Start of PROVIDED MATERIAL

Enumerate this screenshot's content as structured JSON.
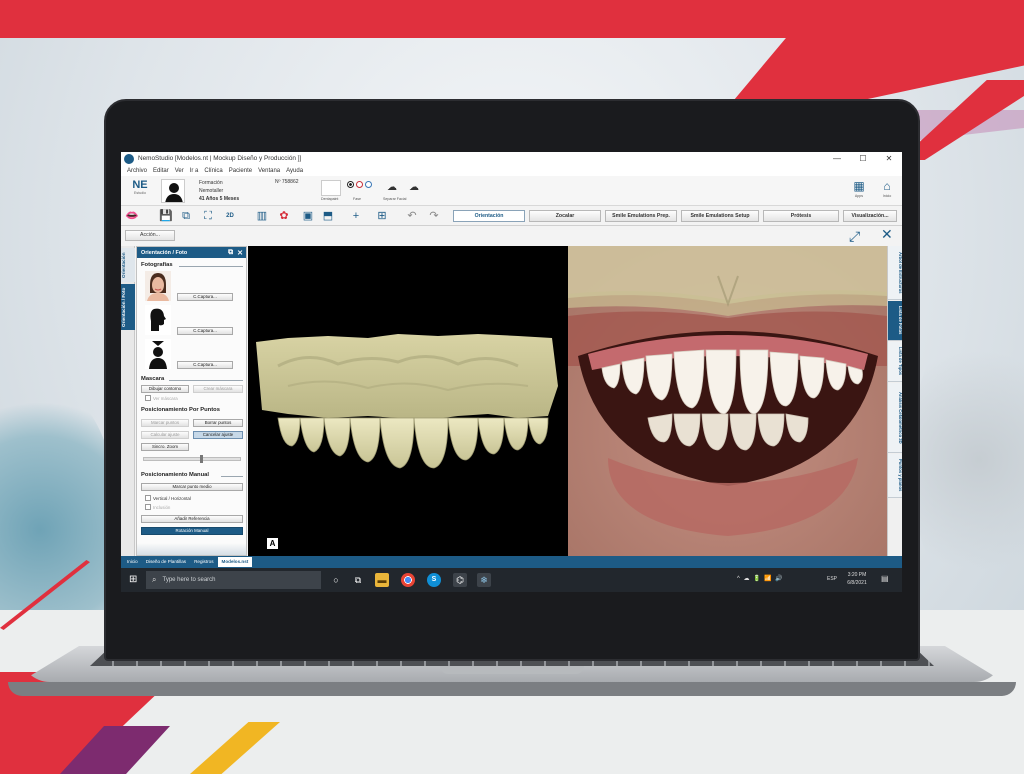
{
  "window": {
    "title": "NemoStudio  [Modelos.nt | Mockup  Diseño y Producción ]]",
    "controls": [
      "—",
      "☐",
      "✕"
    ]
  },
  "menu": [
    "Archivo",
    "Editar",
    "Ver",
    "Ir a",
    "Clínica",
    "Paciente",
    "Ventana",
    "Ayuda"
  ],
  "patient": {
    "initials": "NE",
    "initials_sub": "Estudio",
    "first_name": "Formación",
    "last_name": "Nemotaller",
    "age": "41 Años 5 Meses",
    "number": "Nº 758862",
    "box_label": "Dentapaint",
    "radios_label": "Fase",
    "cloud_label": "Separar Facial",
    "apps_label": "Apps",
    "home_label": "Inicio"
  },
  "toolbar": {
    "tabs": [
      "Orientación",
      "Zocalar",
      "Smile Emulations Prep.",
      "Smile Emulations Setup",
      "Prótesis",
      "Visualización..."
    ],
    "active_tab": "Orientación",
    "twod_label": "2D"
  },
  "action_button": "Acción...",
  "left_vtabs": [
    "Orientación",
    "Orientación / Foto"
  ],
  "panel": {
    "title": "Orientación / Foto",
    "sec_photos": "Fotografías",
    "capture": "C.Captura...",
    "sec_mask": "Mascara",
    "btn_draw_outline": "Dibujar contorno",
    "btn_create_mask": "Crear máscara",
    "chk_see_mask": "Ver máscara",
    "sec_points": "Posicionamiento Por Puntos",
    "btn_mark_points": "Marcar puntos",
    "btn_delete_points": "Borrar puntos",
    "btn_calculate": "Calcular ajuste",
    "btn_cancel_adjust": "Cancelar ajuste",
    "btn_sync_zoom": "Sincro. Zoom",
    "sec_manual": "Posicionamiento Manual",
    "btn_mark_mid": "Marcar punto medio",
    "chk_vertical": "Vertical / Horizontal",
    "chk_inclusion": "Inclusión",
    "btn_add_reference": "Añadir Referencia",
    "btn_manual_rotation": "Rotación Manual"
  },
  "viewport": {
    "label": "A"
  },
  "right_vtabs": [
    "Árbol de Estructuras",
    "Lista de Fotos",
    "Lista de Tipos",
    "Análisis Cefalométrico 3D",
    "Puntos y planos"
  ],
  "right_active": "Lista de Fotos",
  "bottom_tabs": [
    "Inicio",
    "Diseño de Plantillas",
    "Registros",
    "Modelos.nst"
  ],
  "bottom_active": "Modelos.nst",
  "taskbar": {
    "search_placeholder": "Type here to search",
    "tray": "^ ☁ 🔋 📶 🔊",
    "lang": "ESP",
    "time": "3:20 PM",
    "date": "6/8/2021"
  },
  "colors": {
    "brand_blue": "#1d5b86",
    "accent_red": "#e0303e",
    "purple": "#7d2b6f",
    "yellow": "#f1b623"
  }
}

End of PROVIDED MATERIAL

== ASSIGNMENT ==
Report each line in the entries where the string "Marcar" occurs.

== OUTPUT OF THE TASK ==
    "btn_mark_points": "Marcar puntos",
    "btn_mark_mid": "Marcar punto medio",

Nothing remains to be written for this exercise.